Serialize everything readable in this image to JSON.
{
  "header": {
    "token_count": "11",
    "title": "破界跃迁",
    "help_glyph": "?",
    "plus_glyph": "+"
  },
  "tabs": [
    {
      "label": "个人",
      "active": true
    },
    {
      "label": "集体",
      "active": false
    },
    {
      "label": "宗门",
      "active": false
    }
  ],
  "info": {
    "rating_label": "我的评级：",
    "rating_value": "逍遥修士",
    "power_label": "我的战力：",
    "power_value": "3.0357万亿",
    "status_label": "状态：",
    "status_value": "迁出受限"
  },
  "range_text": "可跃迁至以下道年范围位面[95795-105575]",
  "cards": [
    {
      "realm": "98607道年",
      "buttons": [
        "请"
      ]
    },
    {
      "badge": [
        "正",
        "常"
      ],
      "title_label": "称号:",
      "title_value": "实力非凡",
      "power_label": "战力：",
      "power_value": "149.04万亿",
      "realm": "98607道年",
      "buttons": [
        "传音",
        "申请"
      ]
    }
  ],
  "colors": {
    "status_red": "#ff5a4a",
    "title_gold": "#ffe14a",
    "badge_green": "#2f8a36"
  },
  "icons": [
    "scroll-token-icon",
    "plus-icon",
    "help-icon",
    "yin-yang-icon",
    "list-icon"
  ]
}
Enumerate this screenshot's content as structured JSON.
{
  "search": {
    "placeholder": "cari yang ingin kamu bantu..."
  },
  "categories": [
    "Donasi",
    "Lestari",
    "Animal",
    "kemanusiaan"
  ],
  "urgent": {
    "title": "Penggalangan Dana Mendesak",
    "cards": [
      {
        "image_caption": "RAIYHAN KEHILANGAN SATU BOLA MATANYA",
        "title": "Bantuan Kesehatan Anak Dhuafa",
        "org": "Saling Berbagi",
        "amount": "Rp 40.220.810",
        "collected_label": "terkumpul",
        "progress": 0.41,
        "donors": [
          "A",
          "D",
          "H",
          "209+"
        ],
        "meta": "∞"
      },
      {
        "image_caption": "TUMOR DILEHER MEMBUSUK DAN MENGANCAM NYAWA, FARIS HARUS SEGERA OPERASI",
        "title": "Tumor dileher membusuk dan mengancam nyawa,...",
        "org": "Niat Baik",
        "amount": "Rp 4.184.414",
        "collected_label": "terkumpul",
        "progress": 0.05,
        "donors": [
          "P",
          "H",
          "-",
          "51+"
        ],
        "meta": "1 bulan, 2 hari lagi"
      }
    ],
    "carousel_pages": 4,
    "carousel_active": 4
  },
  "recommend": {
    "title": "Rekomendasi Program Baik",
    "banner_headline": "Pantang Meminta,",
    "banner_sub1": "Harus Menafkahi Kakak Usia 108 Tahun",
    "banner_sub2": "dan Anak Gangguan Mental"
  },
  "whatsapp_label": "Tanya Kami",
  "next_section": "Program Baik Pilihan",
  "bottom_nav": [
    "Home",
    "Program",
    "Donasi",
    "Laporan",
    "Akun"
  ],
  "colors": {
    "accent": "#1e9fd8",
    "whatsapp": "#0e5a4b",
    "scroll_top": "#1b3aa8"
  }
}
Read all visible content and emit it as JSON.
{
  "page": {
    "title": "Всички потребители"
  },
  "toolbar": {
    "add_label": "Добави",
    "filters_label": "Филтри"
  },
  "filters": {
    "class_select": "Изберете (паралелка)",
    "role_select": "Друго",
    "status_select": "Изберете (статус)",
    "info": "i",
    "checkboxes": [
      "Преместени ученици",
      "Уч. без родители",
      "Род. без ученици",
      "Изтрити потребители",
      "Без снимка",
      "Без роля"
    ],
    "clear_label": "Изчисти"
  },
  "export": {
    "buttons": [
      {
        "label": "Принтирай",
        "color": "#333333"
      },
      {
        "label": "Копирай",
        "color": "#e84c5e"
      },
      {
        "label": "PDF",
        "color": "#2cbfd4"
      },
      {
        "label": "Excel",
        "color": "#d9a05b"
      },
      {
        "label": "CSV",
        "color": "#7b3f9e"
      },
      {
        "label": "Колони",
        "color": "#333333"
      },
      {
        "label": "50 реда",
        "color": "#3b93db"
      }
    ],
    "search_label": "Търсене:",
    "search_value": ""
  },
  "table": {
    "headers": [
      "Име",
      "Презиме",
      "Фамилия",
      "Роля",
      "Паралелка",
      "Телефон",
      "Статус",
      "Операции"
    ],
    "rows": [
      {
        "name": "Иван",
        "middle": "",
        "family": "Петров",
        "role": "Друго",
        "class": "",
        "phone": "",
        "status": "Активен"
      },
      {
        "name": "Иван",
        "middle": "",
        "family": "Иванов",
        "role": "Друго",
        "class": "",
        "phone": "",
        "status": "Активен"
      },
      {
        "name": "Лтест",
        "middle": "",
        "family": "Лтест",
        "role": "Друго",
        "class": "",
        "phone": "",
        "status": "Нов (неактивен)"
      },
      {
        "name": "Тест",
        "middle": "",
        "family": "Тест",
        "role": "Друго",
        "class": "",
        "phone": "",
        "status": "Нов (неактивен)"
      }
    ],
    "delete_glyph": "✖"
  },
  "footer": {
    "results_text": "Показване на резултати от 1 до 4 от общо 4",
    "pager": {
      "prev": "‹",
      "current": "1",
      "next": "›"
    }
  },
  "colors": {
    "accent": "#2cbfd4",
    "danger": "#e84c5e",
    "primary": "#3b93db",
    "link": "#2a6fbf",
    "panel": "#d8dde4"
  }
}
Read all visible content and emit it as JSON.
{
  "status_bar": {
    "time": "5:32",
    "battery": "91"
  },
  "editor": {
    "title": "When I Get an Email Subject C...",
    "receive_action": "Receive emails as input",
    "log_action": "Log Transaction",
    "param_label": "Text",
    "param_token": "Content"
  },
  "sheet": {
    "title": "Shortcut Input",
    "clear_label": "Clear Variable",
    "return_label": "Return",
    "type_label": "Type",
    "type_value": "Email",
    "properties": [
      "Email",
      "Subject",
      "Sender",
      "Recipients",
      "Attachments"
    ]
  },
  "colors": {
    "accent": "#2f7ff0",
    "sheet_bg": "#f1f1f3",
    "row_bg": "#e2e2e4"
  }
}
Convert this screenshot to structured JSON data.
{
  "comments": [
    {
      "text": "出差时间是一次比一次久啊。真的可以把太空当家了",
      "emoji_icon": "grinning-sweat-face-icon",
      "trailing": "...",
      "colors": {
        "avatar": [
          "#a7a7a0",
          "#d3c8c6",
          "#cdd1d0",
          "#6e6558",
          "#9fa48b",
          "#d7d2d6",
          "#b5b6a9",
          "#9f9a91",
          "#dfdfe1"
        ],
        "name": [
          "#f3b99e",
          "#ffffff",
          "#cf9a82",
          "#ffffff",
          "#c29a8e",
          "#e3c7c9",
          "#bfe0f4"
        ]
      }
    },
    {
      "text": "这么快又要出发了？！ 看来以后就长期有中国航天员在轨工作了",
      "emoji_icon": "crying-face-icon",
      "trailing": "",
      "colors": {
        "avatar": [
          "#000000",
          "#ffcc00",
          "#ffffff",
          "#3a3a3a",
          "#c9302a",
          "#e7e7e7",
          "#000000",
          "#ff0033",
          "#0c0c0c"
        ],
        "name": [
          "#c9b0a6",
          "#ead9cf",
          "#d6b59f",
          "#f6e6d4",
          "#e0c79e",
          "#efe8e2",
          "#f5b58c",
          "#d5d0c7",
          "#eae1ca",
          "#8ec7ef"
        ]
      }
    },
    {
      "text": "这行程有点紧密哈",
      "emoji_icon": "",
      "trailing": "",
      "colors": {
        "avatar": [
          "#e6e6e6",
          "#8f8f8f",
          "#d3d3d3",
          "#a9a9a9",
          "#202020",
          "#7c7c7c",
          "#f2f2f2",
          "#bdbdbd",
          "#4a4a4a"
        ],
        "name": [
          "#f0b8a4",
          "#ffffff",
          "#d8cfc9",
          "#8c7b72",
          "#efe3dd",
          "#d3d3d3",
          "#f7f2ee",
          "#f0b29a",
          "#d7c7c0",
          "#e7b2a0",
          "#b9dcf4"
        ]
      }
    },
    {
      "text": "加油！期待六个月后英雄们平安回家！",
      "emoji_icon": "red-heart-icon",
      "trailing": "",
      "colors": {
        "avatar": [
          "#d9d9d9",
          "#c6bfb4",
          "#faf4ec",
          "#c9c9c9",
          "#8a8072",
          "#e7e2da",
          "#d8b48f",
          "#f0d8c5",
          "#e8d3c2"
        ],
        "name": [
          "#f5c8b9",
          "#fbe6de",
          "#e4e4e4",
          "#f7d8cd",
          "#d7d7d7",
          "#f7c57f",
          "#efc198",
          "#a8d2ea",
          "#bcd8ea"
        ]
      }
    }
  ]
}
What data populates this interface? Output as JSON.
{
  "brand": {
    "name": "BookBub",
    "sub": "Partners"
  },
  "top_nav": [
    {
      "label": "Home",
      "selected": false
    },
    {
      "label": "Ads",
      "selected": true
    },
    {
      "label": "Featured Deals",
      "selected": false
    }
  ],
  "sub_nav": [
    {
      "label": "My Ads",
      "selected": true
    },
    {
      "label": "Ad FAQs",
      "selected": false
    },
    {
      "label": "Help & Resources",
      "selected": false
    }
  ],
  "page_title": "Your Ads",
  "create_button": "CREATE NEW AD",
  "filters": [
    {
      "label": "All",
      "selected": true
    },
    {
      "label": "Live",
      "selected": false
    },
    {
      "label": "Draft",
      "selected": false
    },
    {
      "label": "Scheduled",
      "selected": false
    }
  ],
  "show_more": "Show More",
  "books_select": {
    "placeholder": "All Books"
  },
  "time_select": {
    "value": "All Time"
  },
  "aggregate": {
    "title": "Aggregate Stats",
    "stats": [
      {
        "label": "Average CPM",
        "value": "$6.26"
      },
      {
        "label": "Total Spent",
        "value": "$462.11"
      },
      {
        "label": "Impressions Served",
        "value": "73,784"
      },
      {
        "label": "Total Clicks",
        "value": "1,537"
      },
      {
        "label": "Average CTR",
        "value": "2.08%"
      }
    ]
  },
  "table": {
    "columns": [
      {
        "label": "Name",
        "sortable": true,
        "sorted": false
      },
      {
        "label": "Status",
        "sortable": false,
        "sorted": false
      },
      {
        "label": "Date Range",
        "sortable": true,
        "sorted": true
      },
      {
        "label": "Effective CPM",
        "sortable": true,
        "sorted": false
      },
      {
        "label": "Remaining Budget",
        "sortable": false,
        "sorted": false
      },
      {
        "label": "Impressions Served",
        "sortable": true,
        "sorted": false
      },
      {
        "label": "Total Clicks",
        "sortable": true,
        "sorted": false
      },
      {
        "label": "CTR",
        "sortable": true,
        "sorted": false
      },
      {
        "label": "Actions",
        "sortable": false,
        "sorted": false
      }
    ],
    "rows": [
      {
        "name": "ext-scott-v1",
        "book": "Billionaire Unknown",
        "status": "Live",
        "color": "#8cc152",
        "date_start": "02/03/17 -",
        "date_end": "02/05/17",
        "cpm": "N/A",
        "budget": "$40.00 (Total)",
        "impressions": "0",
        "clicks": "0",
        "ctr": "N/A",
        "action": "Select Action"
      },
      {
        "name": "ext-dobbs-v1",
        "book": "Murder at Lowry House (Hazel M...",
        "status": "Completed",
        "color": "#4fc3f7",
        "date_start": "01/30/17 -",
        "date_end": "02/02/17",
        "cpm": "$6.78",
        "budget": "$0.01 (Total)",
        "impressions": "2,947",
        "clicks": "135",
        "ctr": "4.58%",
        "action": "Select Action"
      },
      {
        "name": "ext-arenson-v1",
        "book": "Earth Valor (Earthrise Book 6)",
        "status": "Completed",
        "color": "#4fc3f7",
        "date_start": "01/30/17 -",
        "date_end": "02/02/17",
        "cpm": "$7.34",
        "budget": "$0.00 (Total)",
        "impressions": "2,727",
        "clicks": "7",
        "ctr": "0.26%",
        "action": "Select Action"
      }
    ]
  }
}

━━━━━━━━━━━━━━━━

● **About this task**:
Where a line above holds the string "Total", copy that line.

● **Exercise result**:
        "label": "Total Spent",
        "label": "Total Clicks",
        "label": "Total Clicks",
        "budget": "$40.00 (Total)",
        "budget": "$0.01 (Total)",
        "budget": "$0.00 (Total)",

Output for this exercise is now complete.